AMD/ATI fans are in luck, as the company announced that owners of ATI Radeon graphic card owners are entitled to a pair of free games from Steam, Valve’s content delivery service. Eligible gamers can visit this page for details on how to get free copies of Half-Life 2: Lost Coast and Half-Life 2: Deathmatch as well as discounts on other Valve games.
The promised v7.10 Catalyst drivers for ATI graphics cards are now available from AMD’s website. The “shoot-em-up” drivers offer adaptive anti-aliasing for the X1000 series, software Crossfire support for the HD2600 and HD2400 series, and significant performance improvements in quite a few games.
Additionally, new beta 163.76 drivers for NVIDIA cards have also been released for Windows XP. These are recommended for use with the TimeShift demo.
New ATI Catalyst drivers have been released, updating it to v7.9. Some new features in the update include a video converter and various performance improvements. The Linux version of the drivers are expected “soon”.
Meanwhile, NVIDIA has released beta v163.67 drivers for GeForce 6, 7 and 8 series cards. The drivers are for various editions of Windows XP, 2000, 2003 and Vista.
Shocking everyone in the computer industry, AMD has announced that it has bought ATI, one of the two major players in the GPU market. Now a part of the processor-maker, ATI has been acquired for $5.4 billion in cash and stock to expand AMD’s market share against Intel, currently the most popular processor-producer.
Under terms of the deal, AMD will acquire all of the outstanding common shares of ATI for $4.2 billion in cash and 57 million shares of AMD common stock, based on the number of shares of ATI common stock outstanding on July 21.
AMD said it would pay $20.47 for each ATI share. That marks a 24 percent premium over ATI’s closing stock price of $16.56 on Nasdaq on Friday. The stock added another 7 percent to $17.68 in after-hours trading amid media reports of the expected deal.
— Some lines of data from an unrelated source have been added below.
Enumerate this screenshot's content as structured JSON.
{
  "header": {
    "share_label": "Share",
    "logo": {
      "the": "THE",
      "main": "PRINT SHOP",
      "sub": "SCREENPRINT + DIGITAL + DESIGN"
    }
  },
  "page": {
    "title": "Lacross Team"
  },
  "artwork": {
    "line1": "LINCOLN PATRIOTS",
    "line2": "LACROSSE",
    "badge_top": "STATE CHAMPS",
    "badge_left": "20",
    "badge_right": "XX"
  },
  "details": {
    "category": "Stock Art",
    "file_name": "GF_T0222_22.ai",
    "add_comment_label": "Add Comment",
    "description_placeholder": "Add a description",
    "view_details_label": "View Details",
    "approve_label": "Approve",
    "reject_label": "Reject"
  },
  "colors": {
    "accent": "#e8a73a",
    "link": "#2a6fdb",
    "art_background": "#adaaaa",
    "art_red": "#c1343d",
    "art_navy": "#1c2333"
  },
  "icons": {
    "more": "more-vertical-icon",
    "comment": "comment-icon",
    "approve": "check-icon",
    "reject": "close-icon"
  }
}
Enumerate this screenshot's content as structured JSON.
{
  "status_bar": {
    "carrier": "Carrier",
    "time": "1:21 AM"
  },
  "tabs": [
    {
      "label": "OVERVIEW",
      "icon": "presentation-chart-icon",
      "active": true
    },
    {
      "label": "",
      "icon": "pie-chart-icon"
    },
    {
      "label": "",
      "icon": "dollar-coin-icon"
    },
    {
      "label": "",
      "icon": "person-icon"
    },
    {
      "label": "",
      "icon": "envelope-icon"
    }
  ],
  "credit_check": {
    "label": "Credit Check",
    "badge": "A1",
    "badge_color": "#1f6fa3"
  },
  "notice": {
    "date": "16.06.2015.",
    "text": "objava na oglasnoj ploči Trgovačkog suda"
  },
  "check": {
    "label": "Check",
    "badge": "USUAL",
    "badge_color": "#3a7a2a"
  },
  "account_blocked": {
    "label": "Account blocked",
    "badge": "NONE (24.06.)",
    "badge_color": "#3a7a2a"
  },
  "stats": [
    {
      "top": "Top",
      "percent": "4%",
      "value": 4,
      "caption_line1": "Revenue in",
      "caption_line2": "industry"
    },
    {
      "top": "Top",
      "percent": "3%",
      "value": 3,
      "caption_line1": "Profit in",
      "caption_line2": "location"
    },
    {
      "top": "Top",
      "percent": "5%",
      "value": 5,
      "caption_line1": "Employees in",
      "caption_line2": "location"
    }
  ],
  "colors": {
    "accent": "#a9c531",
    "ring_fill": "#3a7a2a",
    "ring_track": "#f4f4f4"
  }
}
What do Intel and Nvidia think about this? TechReport asked the very same question and the reactions are as expected: Nvidia is now boasting that it is the only true GPU maker in the industry and that its market share will increase; Intel, on the other hand, is very reserved with their judgment.
Now that the buyout has been done with, the rumors have started, and what better way to start one that to suggest a CPU-GPU integration? That’s being covered on Ars Technica which takes a technical look at the prospects of having a graphics card built into a processor.
Even though Wii’s showing at E3 stole the show this year, graphics on games for the console left a sour taste in gamers mouths (or eyes, whatever). All is not lost, however, as GameDaily spoke with an ATI representative who commented that the visuals shown now are just the “tip of the iceberg”.
Yes, it is known that Nintendo is taking a step backward with the Wii, whereas its competitors – Sony and Microsoft – are crunching polygons. Yes, we know the Wii will be cheaper and less powerful, but just how much of an improvement is it over the Gamecube? Industry sources have said that the Wii GPU is roughly two to three times faster than the Gamecube, but how does it compare to the Xbox 360, whose GPU was also made by ATI? “They’re different chips for different platforms and different uses. I don’t think it’s a fair comparison to put them on a chart [to analyze]. That’s not what it’s all about… I think if you focus on the capabilities that the chip will have for the average consumer, with the amazement and wow factor, I think that’s the value that we bring,” said John Swinimer, Senior PR Manager for ATI.
The man was smart enough to sidestep questions regarding Wii’s GPU details, but he does think that it’ll be “pretty cool for the average gamer.”